American Medical Association
Copyright
Copyright © 1935 American Medical Association. All Rights Reserved.
ISSN
0003-9977
DOI
10.1001/archotol.1935.00640020602010
Publisher site
See Article on Publisher Site

Abstract

Abstract Otologists have long recognized the necessity and desirability of treating the eustachian tube in varied conditions. The majority of such treatments have been mechanical, although numerous medicaments have been applied locally. This has been accomplished directly by means of applicators or by blowing liquids into the tube through a eustachian catheter. Solutions, owing to many obvious disadvantages, have not continued in wide use and have been abandoned in favor of vapors which are blown into the eustachian tube to inflate both it and the middle ear. Vapors of iodine, ether, chloroform, menthol, camphor, etc., have been used sometimes in heated air. The action of these vapors on the living mucosa has been, for the most part, to increase the vascularity of the part treated. Until recently no vapor was available which was capable of decreasing the congestion of the lining of the eustachian tube and the middle ear. The vapor References 1. Bertolet, J. A.: M. J. & Rec. 136:75 ( (July 20) ) 1932. 2. Byrne, H. V.: New England J. Med. 209:1048 ( (Nov. 23) ) 1933.

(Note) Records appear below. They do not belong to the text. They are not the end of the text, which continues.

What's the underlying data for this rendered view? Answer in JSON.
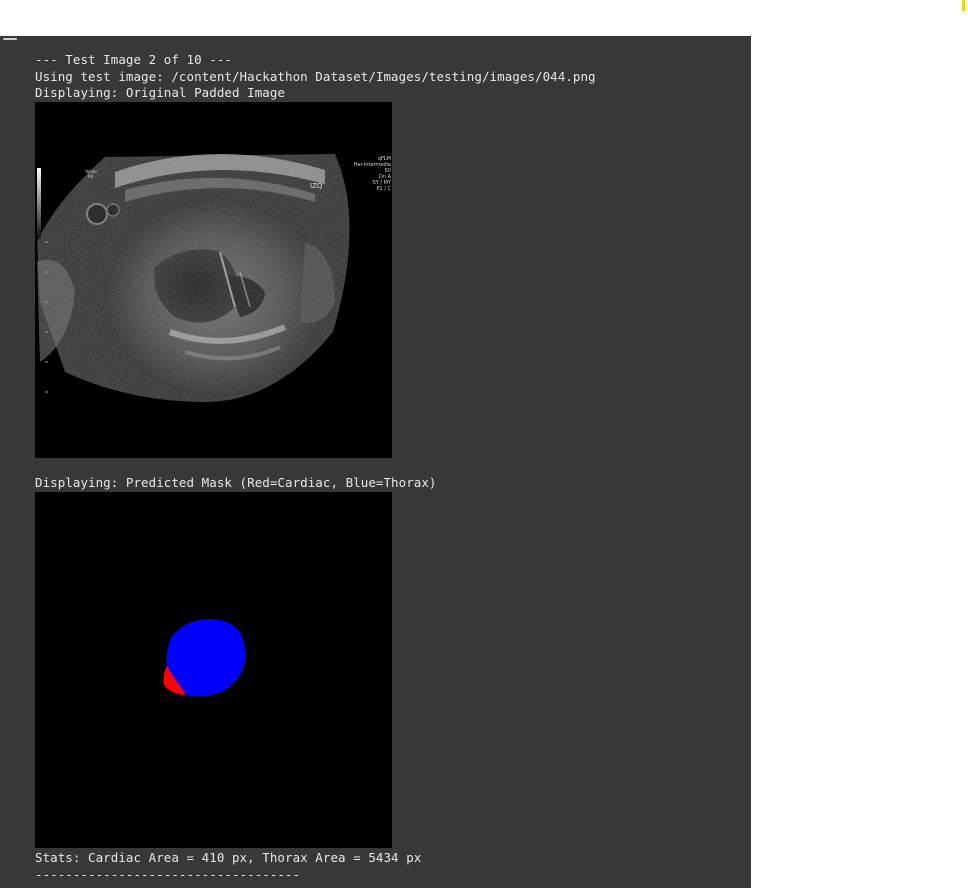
{
  "output": {
    "header": "--- Test Image 2 of 10 ---",
    "using": "Using test image: /content/Hackathon Dataset/Images/testing/images/044.png",
    "display_original": "Displaying: Original Padded Image",
    "display_mask": "Displaying: Predicted Mask (Red=Cardiac, Blue=Thorax)",
    "stats": "Stats: Cardiac Area = 410 px, Thorax Area = 5434 px",
    "separator": "-----------------------------------"
  },
  "ultrasound_overlay": {
    "orientation": "IZQ",
    "left_label_1": "Yelnar",
    "left_label_2": "R4",
    "right_info": [
      "qFLM",
      "Har-intermedia",
      "50",
      "Dn  A",
      "SY / MY",
      "P1 / C"
    ]
  },
  "colors": {
    "panel_bg": "#383838",
    "text": "#e8e8e8",
    "cardiac": "#ff0000",
    "thorax": "#0000ff"
  }
}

Journal

Archives of OtolaryngologyAmerican Medical Association

Published: May 1, 1935

References